MLB has announced that the 2021 Hall Of Fame Induction ceremony will be a televised event only, an abrupt decision that needs correction.
Major League Baseball (MLB), during the darkest days of winter in mid-February when the COVID Pandemic was still swarming the continent, and a vaccine was not yet within reach of most citizens, MLB announced that the 2021 HOF Induction Ceremony scheduled for July 25 would be a television event only with no fans in attendance.
At the time, most of us expressed disappointment but understood that MLB was probably making the right call, all things considered.
MLB: The Times They Are A-Changing
Two months later, as of today, April 14, 75 million Americans have received the full vaccine, a number that is 22.7 percent of our population, and the list is growing every day.
No reasonable person can argue we are out of the woods yet. Still, surely MLB has more data and information available to (at least) re-evaluate their initial stance to permit X number of fans to attend the ceremony, provided there is strict adherence to pre-established guidelines for all attendees.
In 2019 when Mariano Rivera was honored for his unanimous election to the HOF, the estimated crowd of 55,000 fans was the second-largest in history, trailing only the 82,000 fans that attended the 2007 induction of Tony Gwynn and Cal Ripken Jr.
This year, Larry Walker, Derek Jeter, and Ted Simmons will be among those inducted. Many believe that Jeter’s throng of fans would break the attendance record – but again – no reasonable fan or person can think the gates should be swung wide open by MLB, allowing that to happen.
MLB: This Can Be Done (Safely)
But as with anything, there is always room for compromise. In conjunction with the National Center For Disease Control (CDC) and New York State government officials, a formula similar to allowing fans to attend MLB games now can be arrived at.
One guideline, or in this case rule, can and should be a requirement that all attendees must show proof of being fully vaccinated, thereby limiting exposure right from the get-go.
An announcement from MLB now to this effect gives fans wishing to attend plenty of time. It can even spur publicity and incentives for fans to get vaccinated, making it, in effect, a privilege to be there in person.
Perhaps even more than fans, though, three players, each of whom spent two decades to reach the highest honor in baseball, deserve MLB’s consideration in doing everything it can to reverse its decision while still maintaining all practical safety measures.
Cooperstown: A Baseball Celebration To Behold
And last but not least is the village of Cooperstown, the home of the Baseball Hall Of Fame, which comes alive once a year for a three-day celebration that lines its streets with past players, famous and not so famous, who give of their time signing autographs and posing for pictures – for free.

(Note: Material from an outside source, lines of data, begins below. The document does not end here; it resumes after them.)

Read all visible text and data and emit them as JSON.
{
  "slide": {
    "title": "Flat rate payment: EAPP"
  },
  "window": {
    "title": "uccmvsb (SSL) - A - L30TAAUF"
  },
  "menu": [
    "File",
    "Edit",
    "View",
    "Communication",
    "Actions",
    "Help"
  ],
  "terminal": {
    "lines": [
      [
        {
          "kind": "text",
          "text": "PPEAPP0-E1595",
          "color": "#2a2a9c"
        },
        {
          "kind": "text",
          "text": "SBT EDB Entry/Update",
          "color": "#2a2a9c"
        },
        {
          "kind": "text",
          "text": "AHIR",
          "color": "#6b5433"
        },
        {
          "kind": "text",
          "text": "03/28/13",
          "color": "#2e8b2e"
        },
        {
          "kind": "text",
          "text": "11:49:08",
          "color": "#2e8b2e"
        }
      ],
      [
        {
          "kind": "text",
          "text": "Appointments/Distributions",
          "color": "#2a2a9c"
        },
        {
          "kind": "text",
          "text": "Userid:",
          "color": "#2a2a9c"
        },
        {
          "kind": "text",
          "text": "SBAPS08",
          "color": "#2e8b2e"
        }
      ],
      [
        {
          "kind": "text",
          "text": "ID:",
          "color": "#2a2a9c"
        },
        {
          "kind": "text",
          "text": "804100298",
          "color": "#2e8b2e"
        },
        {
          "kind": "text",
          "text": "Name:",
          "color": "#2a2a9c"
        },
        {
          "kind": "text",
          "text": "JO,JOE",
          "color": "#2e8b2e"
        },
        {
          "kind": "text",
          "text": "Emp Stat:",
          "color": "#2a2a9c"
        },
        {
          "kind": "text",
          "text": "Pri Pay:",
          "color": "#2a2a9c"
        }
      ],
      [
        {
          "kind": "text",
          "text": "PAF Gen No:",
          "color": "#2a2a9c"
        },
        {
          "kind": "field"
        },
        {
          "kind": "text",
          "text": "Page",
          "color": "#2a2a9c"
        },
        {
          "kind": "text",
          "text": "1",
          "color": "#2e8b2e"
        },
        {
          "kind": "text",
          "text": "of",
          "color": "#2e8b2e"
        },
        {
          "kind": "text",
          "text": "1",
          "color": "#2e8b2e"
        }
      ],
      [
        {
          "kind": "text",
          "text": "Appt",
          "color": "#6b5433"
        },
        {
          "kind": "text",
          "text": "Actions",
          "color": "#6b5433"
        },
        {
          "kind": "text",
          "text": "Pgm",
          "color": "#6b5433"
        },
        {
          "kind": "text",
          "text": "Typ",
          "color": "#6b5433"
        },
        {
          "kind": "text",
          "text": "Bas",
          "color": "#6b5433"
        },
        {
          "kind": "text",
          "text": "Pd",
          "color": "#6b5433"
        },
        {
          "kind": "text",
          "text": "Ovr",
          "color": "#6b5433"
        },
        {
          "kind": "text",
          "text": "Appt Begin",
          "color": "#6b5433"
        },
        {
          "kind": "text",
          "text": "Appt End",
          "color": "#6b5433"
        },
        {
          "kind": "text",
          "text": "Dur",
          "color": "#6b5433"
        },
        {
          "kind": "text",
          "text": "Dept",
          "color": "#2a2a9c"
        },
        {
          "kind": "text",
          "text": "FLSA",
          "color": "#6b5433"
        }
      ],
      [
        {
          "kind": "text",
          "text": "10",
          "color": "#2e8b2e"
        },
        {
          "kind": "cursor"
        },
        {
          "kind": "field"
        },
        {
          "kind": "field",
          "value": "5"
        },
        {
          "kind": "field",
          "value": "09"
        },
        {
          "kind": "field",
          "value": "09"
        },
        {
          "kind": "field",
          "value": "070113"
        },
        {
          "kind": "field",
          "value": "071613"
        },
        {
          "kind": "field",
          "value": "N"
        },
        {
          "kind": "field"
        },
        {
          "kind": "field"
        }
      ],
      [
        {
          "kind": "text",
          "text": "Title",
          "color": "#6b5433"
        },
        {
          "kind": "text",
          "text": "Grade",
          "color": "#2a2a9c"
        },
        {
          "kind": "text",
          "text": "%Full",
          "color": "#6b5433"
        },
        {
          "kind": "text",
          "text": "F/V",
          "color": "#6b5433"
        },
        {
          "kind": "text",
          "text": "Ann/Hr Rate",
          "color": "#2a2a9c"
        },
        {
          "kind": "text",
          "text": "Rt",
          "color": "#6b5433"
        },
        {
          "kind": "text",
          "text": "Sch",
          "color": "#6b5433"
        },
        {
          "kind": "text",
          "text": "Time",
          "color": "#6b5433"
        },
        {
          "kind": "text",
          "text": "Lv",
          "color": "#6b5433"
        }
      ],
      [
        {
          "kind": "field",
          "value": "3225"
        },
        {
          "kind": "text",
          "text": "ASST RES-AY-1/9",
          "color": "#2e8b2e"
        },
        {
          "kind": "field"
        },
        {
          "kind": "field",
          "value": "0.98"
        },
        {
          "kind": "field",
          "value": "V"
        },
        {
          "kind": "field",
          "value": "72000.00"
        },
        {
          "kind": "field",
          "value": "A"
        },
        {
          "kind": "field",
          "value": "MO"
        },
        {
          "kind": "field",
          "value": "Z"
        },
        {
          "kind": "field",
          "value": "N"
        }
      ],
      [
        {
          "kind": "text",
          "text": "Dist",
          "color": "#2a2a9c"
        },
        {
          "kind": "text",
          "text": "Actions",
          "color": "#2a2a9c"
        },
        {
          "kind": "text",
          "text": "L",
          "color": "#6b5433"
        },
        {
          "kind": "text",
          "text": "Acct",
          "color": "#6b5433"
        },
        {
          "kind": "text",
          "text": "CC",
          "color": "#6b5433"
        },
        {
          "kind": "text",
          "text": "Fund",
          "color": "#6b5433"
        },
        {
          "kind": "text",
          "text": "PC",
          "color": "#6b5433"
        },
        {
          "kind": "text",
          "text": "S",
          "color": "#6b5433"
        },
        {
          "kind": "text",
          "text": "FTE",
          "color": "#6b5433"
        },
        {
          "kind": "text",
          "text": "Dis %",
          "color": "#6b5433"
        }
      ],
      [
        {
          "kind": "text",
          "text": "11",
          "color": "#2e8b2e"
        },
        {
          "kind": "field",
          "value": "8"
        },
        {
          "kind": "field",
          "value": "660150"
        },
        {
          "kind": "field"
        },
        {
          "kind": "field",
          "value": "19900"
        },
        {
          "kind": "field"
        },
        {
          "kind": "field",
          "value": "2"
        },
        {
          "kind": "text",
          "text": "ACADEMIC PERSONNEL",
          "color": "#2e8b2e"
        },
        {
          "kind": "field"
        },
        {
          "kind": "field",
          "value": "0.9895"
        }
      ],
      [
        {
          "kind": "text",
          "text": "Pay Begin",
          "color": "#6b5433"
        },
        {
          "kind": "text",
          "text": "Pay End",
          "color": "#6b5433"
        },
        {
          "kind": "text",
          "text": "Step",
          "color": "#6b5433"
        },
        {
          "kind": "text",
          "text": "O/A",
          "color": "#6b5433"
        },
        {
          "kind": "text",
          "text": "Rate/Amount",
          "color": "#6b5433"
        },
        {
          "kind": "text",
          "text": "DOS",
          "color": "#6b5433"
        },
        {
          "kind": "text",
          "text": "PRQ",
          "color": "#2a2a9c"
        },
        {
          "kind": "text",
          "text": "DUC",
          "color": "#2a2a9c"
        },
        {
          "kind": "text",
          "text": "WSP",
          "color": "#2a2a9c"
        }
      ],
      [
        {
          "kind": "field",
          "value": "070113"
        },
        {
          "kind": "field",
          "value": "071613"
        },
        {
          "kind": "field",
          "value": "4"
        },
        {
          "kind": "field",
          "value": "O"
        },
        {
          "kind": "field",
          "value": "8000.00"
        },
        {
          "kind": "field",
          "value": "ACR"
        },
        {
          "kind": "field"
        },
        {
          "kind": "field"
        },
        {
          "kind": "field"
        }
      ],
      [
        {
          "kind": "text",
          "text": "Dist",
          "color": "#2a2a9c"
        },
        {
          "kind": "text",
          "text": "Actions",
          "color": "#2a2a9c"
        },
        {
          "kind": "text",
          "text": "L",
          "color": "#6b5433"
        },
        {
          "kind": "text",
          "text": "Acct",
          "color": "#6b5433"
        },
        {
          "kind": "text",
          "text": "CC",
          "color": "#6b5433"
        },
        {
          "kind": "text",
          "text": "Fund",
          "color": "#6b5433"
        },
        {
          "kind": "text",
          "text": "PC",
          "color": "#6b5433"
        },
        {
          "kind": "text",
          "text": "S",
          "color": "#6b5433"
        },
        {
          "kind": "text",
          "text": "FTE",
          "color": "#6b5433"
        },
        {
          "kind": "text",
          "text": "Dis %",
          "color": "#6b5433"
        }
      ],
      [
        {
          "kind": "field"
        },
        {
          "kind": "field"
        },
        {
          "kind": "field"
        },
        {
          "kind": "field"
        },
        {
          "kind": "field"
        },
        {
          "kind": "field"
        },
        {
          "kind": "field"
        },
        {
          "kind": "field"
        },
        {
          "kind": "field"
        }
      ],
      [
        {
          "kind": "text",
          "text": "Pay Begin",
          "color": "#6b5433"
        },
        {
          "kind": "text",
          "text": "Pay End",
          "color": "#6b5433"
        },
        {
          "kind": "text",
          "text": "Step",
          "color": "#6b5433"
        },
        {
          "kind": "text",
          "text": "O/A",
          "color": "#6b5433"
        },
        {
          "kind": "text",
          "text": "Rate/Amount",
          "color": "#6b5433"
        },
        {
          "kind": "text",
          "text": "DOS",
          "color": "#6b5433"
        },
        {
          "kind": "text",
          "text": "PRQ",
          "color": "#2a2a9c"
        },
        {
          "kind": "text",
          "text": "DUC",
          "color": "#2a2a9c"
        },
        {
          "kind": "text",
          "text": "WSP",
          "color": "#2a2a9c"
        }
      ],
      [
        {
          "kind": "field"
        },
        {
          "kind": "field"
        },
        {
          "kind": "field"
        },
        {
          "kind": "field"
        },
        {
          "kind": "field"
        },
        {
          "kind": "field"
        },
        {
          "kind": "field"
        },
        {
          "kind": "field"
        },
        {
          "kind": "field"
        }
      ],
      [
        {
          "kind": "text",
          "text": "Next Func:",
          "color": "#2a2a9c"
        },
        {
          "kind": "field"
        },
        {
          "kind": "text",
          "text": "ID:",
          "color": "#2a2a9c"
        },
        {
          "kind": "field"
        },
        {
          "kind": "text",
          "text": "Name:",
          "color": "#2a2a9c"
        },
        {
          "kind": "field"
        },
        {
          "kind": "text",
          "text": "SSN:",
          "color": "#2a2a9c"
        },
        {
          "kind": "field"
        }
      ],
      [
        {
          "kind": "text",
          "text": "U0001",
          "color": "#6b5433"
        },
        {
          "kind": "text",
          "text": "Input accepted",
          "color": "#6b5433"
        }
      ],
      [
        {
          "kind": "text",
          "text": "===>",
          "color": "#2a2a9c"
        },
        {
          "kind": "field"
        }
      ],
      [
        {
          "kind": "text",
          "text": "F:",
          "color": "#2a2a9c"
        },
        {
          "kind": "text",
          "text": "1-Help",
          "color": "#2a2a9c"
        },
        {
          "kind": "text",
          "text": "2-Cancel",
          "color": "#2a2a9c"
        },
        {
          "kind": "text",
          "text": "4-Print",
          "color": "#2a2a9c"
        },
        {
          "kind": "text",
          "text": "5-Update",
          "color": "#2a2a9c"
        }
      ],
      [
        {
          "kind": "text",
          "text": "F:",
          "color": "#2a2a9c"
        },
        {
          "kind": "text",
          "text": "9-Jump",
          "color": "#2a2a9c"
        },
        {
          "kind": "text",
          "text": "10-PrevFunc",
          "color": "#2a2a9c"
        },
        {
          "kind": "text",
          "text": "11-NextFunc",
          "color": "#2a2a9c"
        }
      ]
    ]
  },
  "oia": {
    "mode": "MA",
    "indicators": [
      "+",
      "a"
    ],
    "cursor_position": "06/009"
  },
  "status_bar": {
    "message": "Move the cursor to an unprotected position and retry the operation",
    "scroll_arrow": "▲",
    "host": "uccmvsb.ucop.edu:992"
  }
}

It was my good fortune, for instance, to see former Yankees third-baseman Clete Boyer sitting idle at a table. Spotting his 1961 World Series ring, I asked if I could try it on. Without hesitation, he handed the ring to me. Small things mean a lot.
I observed something else that day in 2006 that MLB is always hawking about but does little to encourage. Families with their kids, single moms, and dads treating their children are predominant in the crowd. Grow the sport, MLB says…

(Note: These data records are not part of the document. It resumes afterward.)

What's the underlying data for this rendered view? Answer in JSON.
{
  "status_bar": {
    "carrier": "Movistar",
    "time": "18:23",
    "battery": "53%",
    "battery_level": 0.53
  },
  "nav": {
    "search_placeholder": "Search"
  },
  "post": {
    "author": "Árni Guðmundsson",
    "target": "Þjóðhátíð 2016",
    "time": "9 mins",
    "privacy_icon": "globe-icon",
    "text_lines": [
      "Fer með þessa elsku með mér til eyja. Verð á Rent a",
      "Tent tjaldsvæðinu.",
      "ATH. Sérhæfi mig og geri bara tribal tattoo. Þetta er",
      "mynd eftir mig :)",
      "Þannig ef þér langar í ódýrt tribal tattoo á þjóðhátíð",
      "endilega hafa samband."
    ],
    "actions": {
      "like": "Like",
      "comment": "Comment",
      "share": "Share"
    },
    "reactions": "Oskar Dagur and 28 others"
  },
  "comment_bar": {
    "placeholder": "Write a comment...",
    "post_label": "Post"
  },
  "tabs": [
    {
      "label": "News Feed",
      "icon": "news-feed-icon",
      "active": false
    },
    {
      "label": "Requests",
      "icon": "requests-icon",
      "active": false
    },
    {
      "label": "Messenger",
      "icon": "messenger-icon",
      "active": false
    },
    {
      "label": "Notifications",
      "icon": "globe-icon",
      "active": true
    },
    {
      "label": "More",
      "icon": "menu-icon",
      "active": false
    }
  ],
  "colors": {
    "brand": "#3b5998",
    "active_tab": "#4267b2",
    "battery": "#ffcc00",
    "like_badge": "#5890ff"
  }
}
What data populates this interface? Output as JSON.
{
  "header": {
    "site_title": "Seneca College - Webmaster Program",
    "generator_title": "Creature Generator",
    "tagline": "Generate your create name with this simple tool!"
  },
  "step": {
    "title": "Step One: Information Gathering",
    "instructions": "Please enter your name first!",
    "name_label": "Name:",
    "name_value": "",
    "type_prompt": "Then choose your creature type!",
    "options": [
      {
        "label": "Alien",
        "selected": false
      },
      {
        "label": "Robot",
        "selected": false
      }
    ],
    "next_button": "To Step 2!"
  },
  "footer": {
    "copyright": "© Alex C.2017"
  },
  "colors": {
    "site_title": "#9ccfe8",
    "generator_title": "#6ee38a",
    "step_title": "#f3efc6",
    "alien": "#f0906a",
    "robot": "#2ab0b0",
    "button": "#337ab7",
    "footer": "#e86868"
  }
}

So MLB…start buying enough chalk to draw separation pods on the lawn, determine the number of fans who can safely attend, establish a tickets lottery if you have to – but make the announcement soon that you’ve changed your mind…